That was easy.
Oh, you wanted more than that. A "retro review" is supposed to be a reconsideration of a particular film or series of films, putting them in their original context and then tracing the way they change with audiences. Who said that? I said that? That doesn't sound like something I'd say. It is though?
Damn. Okay, let's do it your way then.
I don't really remember feeling one way or another about the film, other than thinking it was really stupid. I remember not liking the scene with Will Ferrell as Mustafa, mostly because I really hated Will Ferrell on Saturday Night Live in 1997 and didn't find him to be very funny in the movie. It's been so long since I saw the film that I couldn't tell you much about it, although for reasons I don't quite understand I ended up having Austin Powers on VHS and that it made periodic appearances in college.
What was that? Not the last two? Really? Surely Deep Blue Sea. No?
Let's assume, that based on the intoxicating effects of a summer of movies that provided entertainment for most, and a break from the summer heat for all, that a guy like the Cap'n who by the way worked at a movie theatre and could see any and all of them for free might be excited for movies he may not be so interested in now. Like Austin Powers: The Spy Who

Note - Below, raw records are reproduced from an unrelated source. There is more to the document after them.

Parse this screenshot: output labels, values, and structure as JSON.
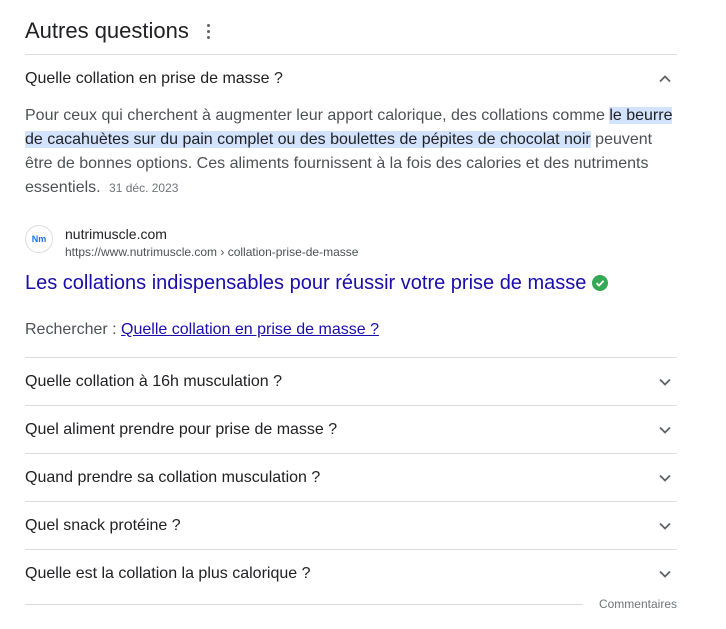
{
  "header": {
    "title": "Autres questions",
    "menu_icon": "kebab-menu-icon"
  },
  "expanded": {
    "question": "Quelle collation en prise de masse ?",
    "answer_before": "Pour ceux qui cherchent à augmenter leur apport calorique, des collations comme ",
    "answer_highlight": "le beurre de cacahuètes sur du pain complet ou des boulettes de pépites de chocolat noir",
    "answer_after": " peuvent être de bonnes options. Ces aliments fournissent à la fois des calories et des nutriments essentiels.",
    "date": "31 déc. 2023",
    "source": {
      "favicon_text": "Nm",
      "site_name": "nutrimuscle.com",
      "url": "https://www.nutrimuscle.com › collation-prise-de-masse",
      "title": "Les collations indispensables pour réussir votre prise de masse",
      "verified_icon": "verified-check-icon"
    },
    "search_prefix": "Rechercher : ",
    "search_link": "Quelle collation en prise de masse ?"
  },
  "questions": [
    "Quelle collation à 16h musculation ?",
    "Quel aliment prendre pour prise de masse ?",
    "Quand prendre sa collation musculation ?",
    "Quel snack protéine ?",
    "Quelle est la collation la plus calorique ?"
  ],
  "footer": {
    "feedback": "Commentaires"
  },
  "colors": {
    "link": "#1a0dab",
    "highlight": "#d3e3fd",
    "verified": "#34a853"
  }
}
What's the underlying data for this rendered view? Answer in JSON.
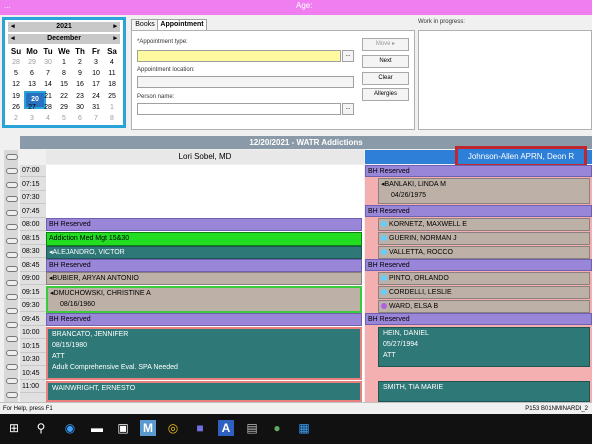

So anyway, if you haven't figured it out, I REALLY liked the second Austin Powers film. I don't know why, but it just caught my funny bone and wouldn't let go, and I'm pretty sure I saw it three or four times that summer. I know I arranged a special screening just for some friends from high school, and that was the second or third time I'd seen it. Suddenly everything I didn't like about the first film clicked and I laughed and laughed.
And then it came out on video, or maybe DVD. I don't remember when I saw it again, but suddenly it wasn't funny. Not at all. Outside of the crowd howling with laughter and divorced from the pop culture references that faded away, the movie was a mishmash of gags that weren't funny or relied too heavily on topical humor. It was a sobering moment, one I would come to understand again when I saw Shrek, another movie that worked exactly one time and then was dated immediately. This may not be fair, but the thing they had in common was Mike Myers.
About ten minutes in, my friend wanted to leave. I've turned a few movies off, but I've never left a movie, and I've seen some real dreck (shocker!). Goldmember had me tempted, and while we should have thrown in the towel knowing we'd be all the better for it, I insisted we stay and "get our money's worth." We paid for this garbage, and dammit, we were going to sit through it. If we didn't, how would we ever make it through The Matrix Reloaded or Alien Vs. Predator?
Distaste turned into disdain turned into seething hatred by the end of the film. Not even the presence of Michael Caine as Nigel Powers or the evolution of Seth Green's Scott Evil into a truly dangerous psychopath could salvage Goldmember. And I don't even want to talk about Goldmember the character, another opportunity for Myers to trot out a silly voice with a silly look and nothing else. Just like Fat Bastard, as the third film made painfully clear.
I have not seen Goldmember again and don't ever plan to. Now there's a fourth Austin Powers film in the works, because The Love Guru wasn't the final nail in Myers' theatrical coffin, it turns out. Never saw that, either. To be honest, I haven't seen Mike Myers in a film I liked other than Inglourious Basterds, and it wasn't his "British Officer Who Provides Exposition" that made the film for me.
So let's go out on a limb here and guess that since The Spy Who Shagged Me went back to the 60s and Goldmember went to the 1970s that we're in for Austin Powers in the 1980s. The jokes write themselves! Please forgive me for sparing you the review for that film, even if it would be a "So You Won't Have To."
On that note, I think the short version would have sufficed for all of us, no?